The opposition Labour Party said on Saturday that the report showed Prime Minister John Howard had taken Australia to war on the basis of a lie and owed the electorate an apology. 

 

Opposition foreign affairs spokesman Kevin Rudd said Howard used "the greatest intelligence failure since World War II" as justification for committing Australian troops to the Iraqi invasion.

 

"If John Howard had any sense of self-respect today he would apologise to the Australian people for taking them to war on the basis of a lie," Rudd told reporters.

 

"John Howard claimed that Iraq possessed stockpiles of completed chemical and biological weapons. He said we had to go to war to remove those weapons so that they would not get into the hands of terrorists," he said.

 

The US Senate intelligence committee's report found that US intelligence agencies mischaracterised Iraq's weapons programs, and its key judgments were either overstated or not backed up with evidence. 

 

Royal commission

 

"If John Howard had any sense of self-respect today he would

apologise to the Australian people for taking them to war on the basis of a lie," Rudd told reporters.


Kevin Rudd
foreign affairs spokesman
opposition Labour party
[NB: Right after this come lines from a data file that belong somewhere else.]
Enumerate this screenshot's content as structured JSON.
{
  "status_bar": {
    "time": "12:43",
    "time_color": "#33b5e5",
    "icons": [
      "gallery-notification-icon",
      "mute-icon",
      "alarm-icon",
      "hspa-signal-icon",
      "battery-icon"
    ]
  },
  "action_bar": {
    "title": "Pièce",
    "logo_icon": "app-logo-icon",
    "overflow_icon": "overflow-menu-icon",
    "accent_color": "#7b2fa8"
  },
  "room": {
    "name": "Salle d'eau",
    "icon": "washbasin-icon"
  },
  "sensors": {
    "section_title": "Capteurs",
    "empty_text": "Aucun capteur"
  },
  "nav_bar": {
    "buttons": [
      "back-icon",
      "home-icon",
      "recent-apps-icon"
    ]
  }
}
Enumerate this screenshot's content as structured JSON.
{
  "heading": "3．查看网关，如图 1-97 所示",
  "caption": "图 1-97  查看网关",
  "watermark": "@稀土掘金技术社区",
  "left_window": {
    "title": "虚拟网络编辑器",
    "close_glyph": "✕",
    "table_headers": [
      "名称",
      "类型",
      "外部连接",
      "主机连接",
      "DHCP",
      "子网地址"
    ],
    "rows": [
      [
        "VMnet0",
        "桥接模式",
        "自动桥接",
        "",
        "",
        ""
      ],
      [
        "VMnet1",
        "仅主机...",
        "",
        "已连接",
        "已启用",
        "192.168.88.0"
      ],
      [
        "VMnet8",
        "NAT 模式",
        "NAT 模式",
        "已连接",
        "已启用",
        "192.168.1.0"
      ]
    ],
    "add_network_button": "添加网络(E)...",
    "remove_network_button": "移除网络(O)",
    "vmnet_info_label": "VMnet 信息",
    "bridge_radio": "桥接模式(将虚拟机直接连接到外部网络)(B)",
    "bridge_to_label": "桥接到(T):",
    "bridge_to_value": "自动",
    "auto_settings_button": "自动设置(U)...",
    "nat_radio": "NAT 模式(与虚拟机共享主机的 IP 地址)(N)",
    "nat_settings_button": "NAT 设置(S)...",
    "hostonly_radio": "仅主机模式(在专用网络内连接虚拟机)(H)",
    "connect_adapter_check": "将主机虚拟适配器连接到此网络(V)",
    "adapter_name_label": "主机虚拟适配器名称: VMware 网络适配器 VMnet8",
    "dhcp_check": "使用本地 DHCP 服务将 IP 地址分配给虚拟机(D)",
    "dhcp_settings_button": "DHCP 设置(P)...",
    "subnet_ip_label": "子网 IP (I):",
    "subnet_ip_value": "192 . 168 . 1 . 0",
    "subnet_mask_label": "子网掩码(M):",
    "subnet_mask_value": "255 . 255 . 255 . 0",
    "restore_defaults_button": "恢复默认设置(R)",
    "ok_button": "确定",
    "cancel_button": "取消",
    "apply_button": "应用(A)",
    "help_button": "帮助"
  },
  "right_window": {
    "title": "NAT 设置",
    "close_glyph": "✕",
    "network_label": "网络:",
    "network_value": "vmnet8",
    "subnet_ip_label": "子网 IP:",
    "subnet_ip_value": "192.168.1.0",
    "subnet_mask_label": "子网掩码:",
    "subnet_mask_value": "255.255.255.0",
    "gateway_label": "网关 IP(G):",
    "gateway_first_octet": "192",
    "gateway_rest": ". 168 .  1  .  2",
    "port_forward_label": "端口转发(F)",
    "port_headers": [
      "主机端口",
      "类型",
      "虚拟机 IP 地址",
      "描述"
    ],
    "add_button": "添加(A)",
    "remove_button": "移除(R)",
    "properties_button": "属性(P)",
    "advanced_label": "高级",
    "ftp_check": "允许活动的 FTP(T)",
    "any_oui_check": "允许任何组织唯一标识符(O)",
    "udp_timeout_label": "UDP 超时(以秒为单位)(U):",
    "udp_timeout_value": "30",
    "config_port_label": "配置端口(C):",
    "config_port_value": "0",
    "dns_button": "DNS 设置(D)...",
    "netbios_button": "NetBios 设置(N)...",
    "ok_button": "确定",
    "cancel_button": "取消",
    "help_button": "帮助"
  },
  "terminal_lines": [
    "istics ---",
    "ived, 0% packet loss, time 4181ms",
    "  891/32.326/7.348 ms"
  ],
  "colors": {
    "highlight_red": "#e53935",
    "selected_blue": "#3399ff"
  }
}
Rudd said Howard had been forced to simply accept US intelligence on weapons of mass destruction because his government never gave Australian intelligence officials sufficient resources to check the accuracy of the claims.

 

"John Howard's central failing was to rely almost exclusively on US intelligence which has now proven to be false and not to give the Australian intelligence community the resources to independently vet the intelligence product coming from America," Rudd said.

 

Rudd repeated Labour's call for a royal commission - the most

powerful judicial inquiry available under the Australian system,

with the power to jail witnesses who refuse to testify - into

pre-war intelligence failures.

 

Iraq has emerged as a key issue in a national election due later this year, with Labour pledging to withdraw Australia's deployment by Christmas if elected and the government committed to staying in Iraq "until the job is done".

 

Australia has about 850 troops involved in the Iraq campaign,

down from 2,000 during the early months of last year's US-led invasion.